Mourners who attended Johnson's crowded funeral at Good Shepherd Lutheran Church said the warm recollections of an affable and optimistic family man underscored the tragedy of the shooting that killed 13 last week, including the gunman.
"It was just sad that, you know, a good man like this was taken away," said Melvin David, a family friend from Glenwood. "It was absolutely a senseless act."
Some mourners walked away from the service with thoughts that more must be done to tighten gun laws.
"You just pray and just say: God, we just hope that things like this are, you know, dealt with and gun control and taking away the guns off the street and the senseless tragedies will stop," said Timothy Anderson, a family friend from Mitchellville.

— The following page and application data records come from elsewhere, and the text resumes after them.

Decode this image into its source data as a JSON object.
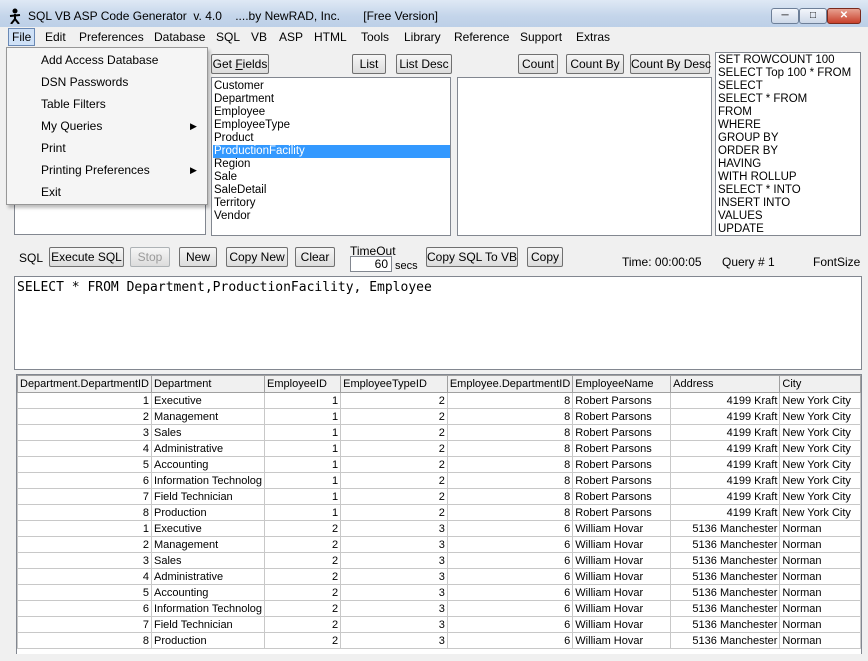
{
  "window": {
    "title": "SQL VB ASP Code Generator  v. 4.0    ....by NewRAD, Inc.       [Free Version]"
  },
  "menubar": [
    "File",
    "Edit",
    "Preferences",
    "Database",
    "SQL",
    "VB",
    "ASP",
    "HTML",
    "Tools",
    "Library",
    "Reference",
    "Support",
    "Extras"
  ],
  "file_menu": [
    {
      "label": "Add Access Database",
      "submenu": false
    },
    {
      "label": "DSN Passwords",
      "submenu": false
    },
    {
      "label": "Table Filters",
      "submenu": false
    },
    {
      "label": "My Queries",
      "submenu": true
    },
    {
      "label": "Print",
      "submenu": false
    },
    {
      "label": "Printing Preferences",
      "submenu": true
    },
    {
      "label": "Exit",
      "submenu": false
    }
  ],
  "toolbar": {
    "get_fields": "Get Fields",
    "list": "List",
    "list_desc": "List Desc",
    "count": "Count",
    "count_by": "Count By",
    "count_by_desc": "Count By Desc"
  },
  "tables": [
    "Customer",
    "Department",
    "Employee",
    "EmployeeType",
    "Product",
    "ProductionFacility",
    "Region",
    "Sale",
    "SaleDetail",
    "Territory",
    "Vendor"
  ],
  "selected_table": "ProductionFacility",
  "keywords": [
    "SET ROWCOUNT 100",
    "SELECT Top 100 * FROM",
    "SELECT",
    "SELECT * FROM",
    "FROM",
    "WHERE",
    "GROUP BY",
    "ORDER BY",
    "HAVING",
    "WITH ROLLUP",
    "SELECT * INTO",
    "INSERT INTO",
    "VALUES",
    "UPDATE"
  ],
  "sql_bar": {
    "sql_label": "SQL",
    "execute": "Execute SQL",
    "stop": "Stop",
    "new": "New",
    "copy_new": "Copy New",
    "clear": "Clear",
    "timeout_label": "TimeOut",
    "timeout_value": "60",
    "secs": "secs",
    "copy_sql_vb": "Copy SQL To VB",
    "copy": "Copy",
    "time": "Time:  00:00:05",
    "query_no": "Query #  1",
    "fontsize": "FontSize"
  },
  "query_text": "SELECT * FROM Department,ProductionFacility, Employee",
  "grid": {
    "columns": [
      "Department.DepartmentID",
      "Department",
      "EmployeeID",
      "EmployeeTypeID",
      "Employee.DepartmentID",
      "EmployeeName",
      "Address",
      "City"
    ],
    "rows": [
      [
        "1",
        "Executive",
        "1",
        "2",
        "8",
        "Robert Parsons",
        "4199 Kraft",
        "New York City"
      ],
      [
        "2",
        "Management",
        "1",
        "2",
        "8",
        "Robert Parsons",
        "4199 Kraft",
        "New York City"
      ],
      [
        "3",
        "Sales",
        "1",
        "2",
        "8",
        "Robert Parsons",
        "4199 Kraft",
        "New York City"
      ],
      [
        "4",
        "Administrative",
        "1",
        "2",
        "8",
        "Robert Parsons",
        "4199 Kraft",
        "New York City"
      ],
      [
        "5",
        "Accounting",
        "1",
        "2",
        "8",
        "Robert Parsons",
        "4199 Kraft",
        "New York City"
      ],
      [
        "6",
        "Information Technolog",
        "1",
        "2",
        "8",
        "Robert Parsons",
        "4199 Kraft",
        "New York City"
      ],
      [
        "7",
        "Field Technician",
        "1",
        "2",
        "8",
        "Robert Parsons",
        "4199 Kraft",
        "New York City"
      ],
      [
        "8",
        "Production",
        "1",
        "2",
        "8",
        "Robert Parsons",
        "4199 Kraft",
        "New York City"
      ],
      [
        "1",
        "Executive",
        "2",
        "3",
        "6",
        "William Hovar",
        "5136 Manchester",
        "Norman"
      ],
      [
        "2",
        "Management",
        "2",
        "3",
        "6",
        "William Hovar",
        "5136 Manchester",
        "Norman"
      ],
      [
        "3",
        "Sales",
        "2",
        "3",
        "6",
        "William Hovar",
        "5136 Manchester",
        "Norman"
      ],
      [
        "4",
        "Administrative",
        "2",
        "3",
        "6",
        "William Hovar",
        "5136 Manchester",
        "Norman"
      ],
      [
        "5",
        "Accounting",
        "2",
        "3",
        "6",
        "William Hovar",
        "5136 Manchester",
        "Norman"
      ],
      [
        "6",
        "Information Technolog",
        "2",
        "3",
        "6",
        "William Hovar",
        "5136 Manchester",
        "Norman"
      ],
      [
        "7",
        "Field Technician",
        "2",
        "3",
        "6",
        "William Hovar",
        "5136 Manchester",
        "Norman"
      ],
      [
        "8",
        "Production",
        "2",
        "3",
        "6",
        "William Hovar",
        "5136 Manchester",
        "Norman"
      ]
    ]
  }
}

Tony Zagami, Johnson's son-in-law, described in a eulogy how Johnson, 73, visited him in the hospital after he had brain surgery in August.

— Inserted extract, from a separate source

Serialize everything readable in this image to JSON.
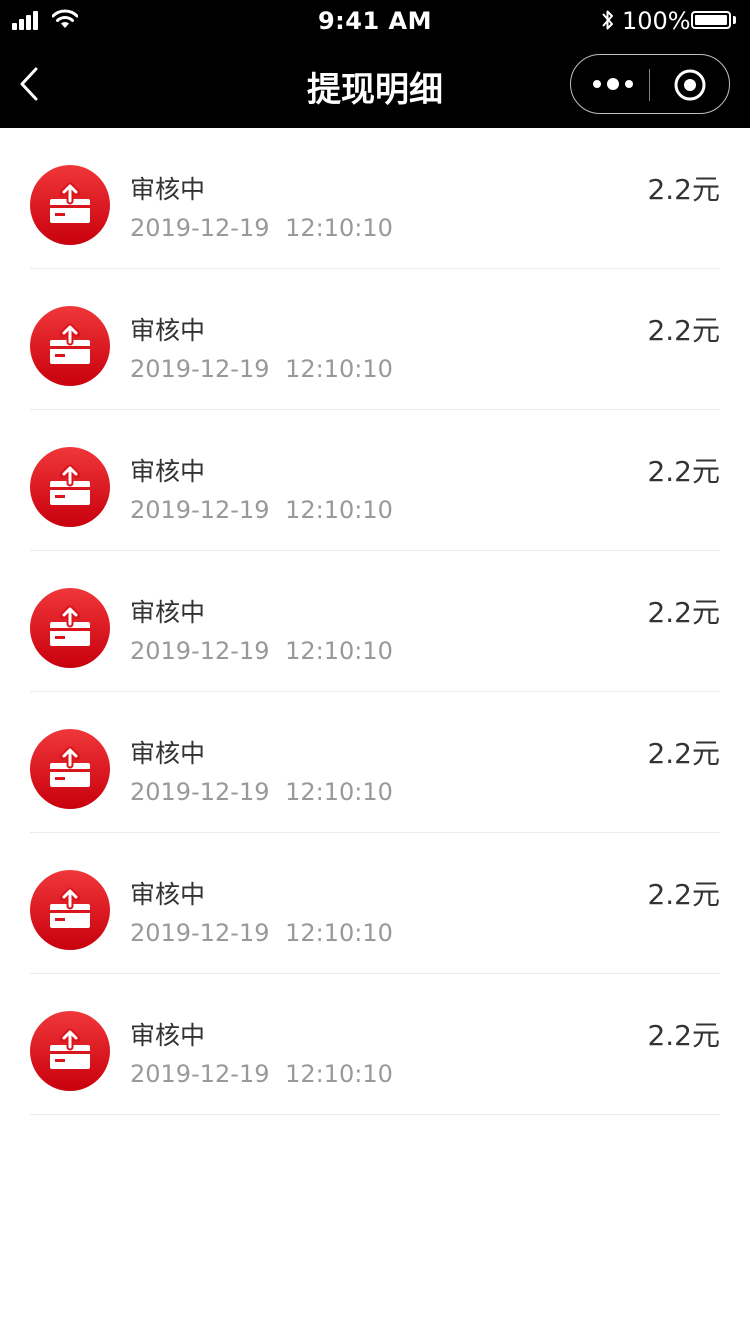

"In many ways, he sustained me with those visits and hastened my recovery," Zagami wrote in the eulogy, which was read in church by his son, Dino. "That's the kind of person he was."
Jason Woodward, another son-in-law, noted Johnson's three passions: fishing, faith and family.
"He was a man who would light up any room he walked into with his infectious smile, boisterous greetings that usually came with him giving you a nickname such as 'Buddy,' or 'You Old Buzzard,' a slap on the back and real firm handshake."
Bob Coyne described his friend of 20 years as the most kind and gentle man he had ever met.
"If you ever just wanted to see an example of somebody who literally accepts people where they are all the time, it was John Johnson," Coyne said.
In Dale City, Va., Tuesday evening, several hundred friends and family, many in Navy uniforms, gathered to remember Kathleen Gaarde, 62, of Woodbridge, who worked at the Navy Yard as a financial analyst.
Her daughter, Jessica Gaarde, said her mom would have been surprised by the outpouring of support and disapproved of any fuss being made over her.
"She touched a lot of lives and I don't think she really knew how much," she said.
Gaarde's husband of 38 years, Douglass Gaarde, who also worked at the Navy Yard, agreed that his wife would disapprove of all the attention she was getting.
"Kathy, I'm sorry, but for all the love you've given over the years, you're going to have to suck it up and accept all the love being given in return," he said.
He said his wife loved travel, the Washington Capitals hockey team, the singing duo Hall & Oates, rescue dogs, and eagles— both the birds and the rock band.
Funerals were also held Tuesday for shooting victims Frank Edwin Kohler and Mary Knight.